%%
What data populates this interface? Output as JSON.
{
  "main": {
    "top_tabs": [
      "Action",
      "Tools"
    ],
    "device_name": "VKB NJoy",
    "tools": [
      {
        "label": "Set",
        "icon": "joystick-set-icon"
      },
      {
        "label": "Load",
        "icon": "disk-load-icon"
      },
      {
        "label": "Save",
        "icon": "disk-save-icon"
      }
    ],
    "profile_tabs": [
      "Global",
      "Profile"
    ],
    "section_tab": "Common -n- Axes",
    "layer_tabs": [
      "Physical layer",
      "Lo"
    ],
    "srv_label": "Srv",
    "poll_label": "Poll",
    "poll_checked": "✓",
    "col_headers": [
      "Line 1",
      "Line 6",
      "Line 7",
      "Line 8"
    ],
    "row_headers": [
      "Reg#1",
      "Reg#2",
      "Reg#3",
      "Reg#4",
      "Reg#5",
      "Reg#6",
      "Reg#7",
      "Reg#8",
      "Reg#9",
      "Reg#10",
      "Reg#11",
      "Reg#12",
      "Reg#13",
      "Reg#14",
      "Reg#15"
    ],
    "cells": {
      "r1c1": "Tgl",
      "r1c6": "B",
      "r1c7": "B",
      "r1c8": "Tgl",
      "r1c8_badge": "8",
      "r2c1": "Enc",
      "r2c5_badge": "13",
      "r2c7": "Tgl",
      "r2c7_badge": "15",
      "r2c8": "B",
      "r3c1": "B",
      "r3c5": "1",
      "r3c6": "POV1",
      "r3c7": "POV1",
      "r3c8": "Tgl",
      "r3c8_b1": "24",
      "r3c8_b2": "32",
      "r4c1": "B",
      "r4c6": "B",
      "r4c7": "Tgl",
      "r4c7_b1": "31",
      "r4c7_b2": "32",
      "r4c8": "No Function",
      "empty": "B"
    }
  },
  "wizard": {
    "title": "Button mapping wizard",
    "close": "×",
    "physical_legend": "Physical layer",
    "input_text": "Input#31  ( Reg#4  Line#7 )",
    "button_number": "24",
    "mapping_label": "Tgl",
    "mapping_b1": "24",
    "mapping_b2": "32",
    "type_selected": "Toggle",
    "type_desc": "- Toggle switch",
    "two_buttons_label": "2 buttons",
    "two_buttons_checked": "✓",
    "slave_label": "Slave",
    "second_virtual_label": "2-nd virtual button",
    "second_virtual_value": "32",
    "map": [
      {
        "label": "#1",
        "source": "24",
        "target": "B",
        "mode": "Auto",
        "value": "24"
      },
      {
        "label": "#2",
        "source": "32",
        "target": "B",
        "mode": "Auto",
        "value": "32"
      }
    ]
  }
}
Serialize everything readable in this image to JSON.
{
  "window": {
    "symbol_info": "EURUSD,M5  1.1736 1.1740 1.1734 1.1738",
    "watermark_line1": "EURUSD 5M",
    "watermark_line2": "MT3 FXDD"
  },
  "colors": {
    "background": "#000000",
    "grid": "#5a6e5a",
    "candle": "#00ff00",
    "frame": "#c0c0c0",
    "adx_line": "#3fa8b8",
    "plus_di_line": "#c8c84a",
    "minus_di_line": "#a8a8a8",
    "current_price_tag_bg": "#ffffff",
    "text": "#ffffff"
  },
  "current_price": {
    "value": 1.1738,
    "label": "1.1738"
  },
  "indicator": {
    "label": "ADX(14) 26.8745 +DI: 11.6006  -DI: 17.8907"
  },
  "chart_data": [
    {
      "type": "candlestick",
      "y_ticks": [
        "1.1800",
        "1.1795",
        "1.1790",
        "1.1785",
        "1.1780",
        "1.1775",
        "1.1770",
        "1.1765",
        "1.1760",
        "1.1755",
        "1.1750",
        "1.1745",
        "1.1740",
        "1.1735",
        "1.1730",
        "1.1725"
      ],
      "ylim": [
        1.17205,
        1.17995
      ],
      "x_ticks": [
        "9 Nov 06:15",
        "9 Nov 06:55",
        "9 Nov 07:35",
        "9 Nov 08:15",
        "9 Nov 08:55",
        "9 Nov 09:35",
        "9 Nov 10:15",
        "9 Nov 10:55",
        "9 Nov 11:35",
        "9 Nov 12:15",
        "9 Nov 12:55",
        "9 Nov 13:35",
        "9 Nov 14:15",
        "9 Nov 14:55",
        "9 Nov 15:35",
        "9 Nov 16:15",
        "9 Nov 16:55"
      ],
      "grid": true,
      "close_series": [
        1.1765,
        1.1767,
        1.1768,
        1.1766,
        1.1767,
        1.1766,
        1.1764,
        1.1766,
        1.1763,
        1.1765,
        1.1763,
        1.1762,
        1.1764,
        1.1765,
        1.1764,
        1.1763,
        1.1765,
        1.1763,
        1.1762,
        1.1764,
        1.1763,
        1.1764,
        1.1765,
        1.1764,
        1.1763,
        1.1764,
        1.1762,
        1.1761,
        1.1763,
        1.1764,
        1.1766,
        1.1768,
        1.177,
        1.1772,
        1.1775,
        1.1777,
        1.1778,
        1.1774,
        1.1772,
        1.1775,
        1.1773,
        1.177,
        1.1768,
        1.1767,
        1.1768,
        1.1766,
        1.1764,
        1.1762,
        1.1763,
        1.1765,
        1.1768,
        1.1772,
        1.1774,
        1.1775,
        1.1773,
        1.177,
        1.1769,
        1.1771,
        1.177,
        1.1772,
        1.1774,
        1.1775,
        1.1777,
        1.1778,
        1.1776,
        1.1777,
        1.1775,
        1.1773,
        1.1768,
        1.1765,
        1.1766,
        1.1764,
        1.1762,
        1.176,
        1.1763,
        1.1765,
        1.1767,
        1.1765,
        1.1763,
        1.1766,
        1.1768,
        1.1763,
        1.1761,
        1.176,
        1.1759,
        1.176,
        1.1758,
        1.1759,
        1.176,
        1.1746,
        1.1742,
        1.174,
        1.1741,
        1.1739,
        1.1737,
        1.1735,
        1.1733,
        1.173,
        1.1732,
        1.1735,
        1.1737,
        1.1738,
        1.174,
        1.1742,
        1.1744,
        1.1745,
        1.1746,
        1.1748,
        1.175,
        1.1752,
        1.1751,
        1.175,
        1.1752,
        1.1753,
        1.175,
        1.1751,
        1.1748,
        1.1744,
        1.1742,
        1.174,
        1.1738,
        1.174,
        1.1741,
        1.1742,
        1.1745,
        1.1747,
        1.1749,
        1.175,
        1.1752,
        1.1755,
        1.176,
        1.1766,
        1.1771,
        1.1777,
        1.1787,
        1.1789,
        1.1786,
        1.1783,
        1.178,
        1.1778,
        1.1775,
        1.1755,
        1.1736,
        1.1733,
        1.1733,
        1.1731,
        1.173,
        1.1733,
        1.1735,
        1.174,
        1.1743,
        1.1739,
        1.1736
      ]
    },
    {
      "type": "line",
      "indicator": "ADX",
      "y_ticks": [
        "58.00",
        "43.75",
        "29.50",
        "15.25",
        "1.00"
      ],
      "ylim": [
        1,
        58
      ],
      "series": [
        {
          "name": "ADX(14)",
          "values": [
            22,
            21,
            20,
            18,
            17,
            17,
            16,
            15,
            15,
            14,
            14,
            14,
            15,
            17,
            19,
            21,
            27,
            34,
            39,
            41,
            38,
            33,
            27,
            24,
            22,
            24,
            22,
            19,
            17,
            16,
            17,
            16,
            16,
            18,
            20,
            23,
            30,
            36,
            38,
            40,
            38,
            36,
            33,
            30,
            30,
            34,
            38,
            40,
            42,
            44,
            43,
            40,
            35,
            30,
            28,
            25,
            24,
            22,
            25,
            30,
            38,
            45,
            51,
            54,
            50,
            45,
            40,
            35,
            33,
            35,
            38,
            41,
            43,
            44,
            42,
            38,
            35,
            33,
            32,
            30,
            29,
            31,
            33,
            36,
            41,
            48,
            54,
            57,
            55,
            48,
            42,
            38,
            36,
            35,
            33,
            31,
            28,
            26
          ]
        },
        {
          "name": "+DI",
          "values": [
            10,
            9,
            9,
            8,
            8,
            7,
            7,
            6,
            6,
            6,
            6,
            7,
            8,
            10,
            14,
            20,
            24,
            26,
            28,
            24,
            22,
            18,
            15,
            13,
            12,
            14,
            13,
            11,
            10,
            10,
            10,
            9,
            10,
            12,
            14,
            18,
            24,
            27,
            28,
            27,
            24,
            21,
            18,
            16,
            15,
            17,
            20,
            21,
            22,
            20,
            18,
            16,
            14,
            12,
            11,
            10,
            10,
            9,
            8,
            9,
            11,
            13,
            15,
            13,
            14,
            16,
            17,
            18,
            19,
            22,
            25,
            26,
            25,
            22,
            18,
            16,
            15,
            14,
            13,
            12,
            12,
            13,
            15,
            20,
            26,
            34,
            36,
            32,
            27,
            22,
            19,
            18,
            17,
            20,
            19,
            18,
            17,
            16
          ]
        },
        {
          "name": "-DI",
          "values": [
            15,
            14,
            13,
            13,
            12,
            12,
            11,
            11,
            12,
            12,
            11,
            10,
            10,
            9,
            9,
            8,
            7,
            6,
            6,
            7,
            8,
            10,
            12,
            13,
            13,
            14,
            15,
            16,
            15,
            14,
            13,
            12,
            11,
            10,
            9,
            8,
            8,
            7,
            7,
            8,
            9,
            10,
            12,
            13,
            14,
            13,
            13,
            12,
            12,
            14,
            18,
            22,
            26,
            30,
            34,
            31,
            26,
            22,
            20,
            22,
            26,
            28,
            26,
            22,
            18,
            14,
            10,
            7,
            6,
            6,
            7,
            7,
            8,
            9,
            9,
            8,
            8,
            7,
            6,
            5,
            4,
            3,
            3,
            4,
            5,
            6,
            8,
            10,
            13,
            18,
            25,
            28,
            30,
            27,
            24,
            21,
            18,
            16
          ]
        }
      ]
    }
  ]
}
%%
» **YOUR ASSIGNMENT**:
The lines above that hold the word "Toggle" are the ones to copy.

» **RESULT OF THIS EXERCISE**:
    "type_selected": "Toggle",
    "type_desc": "- Toggle switch",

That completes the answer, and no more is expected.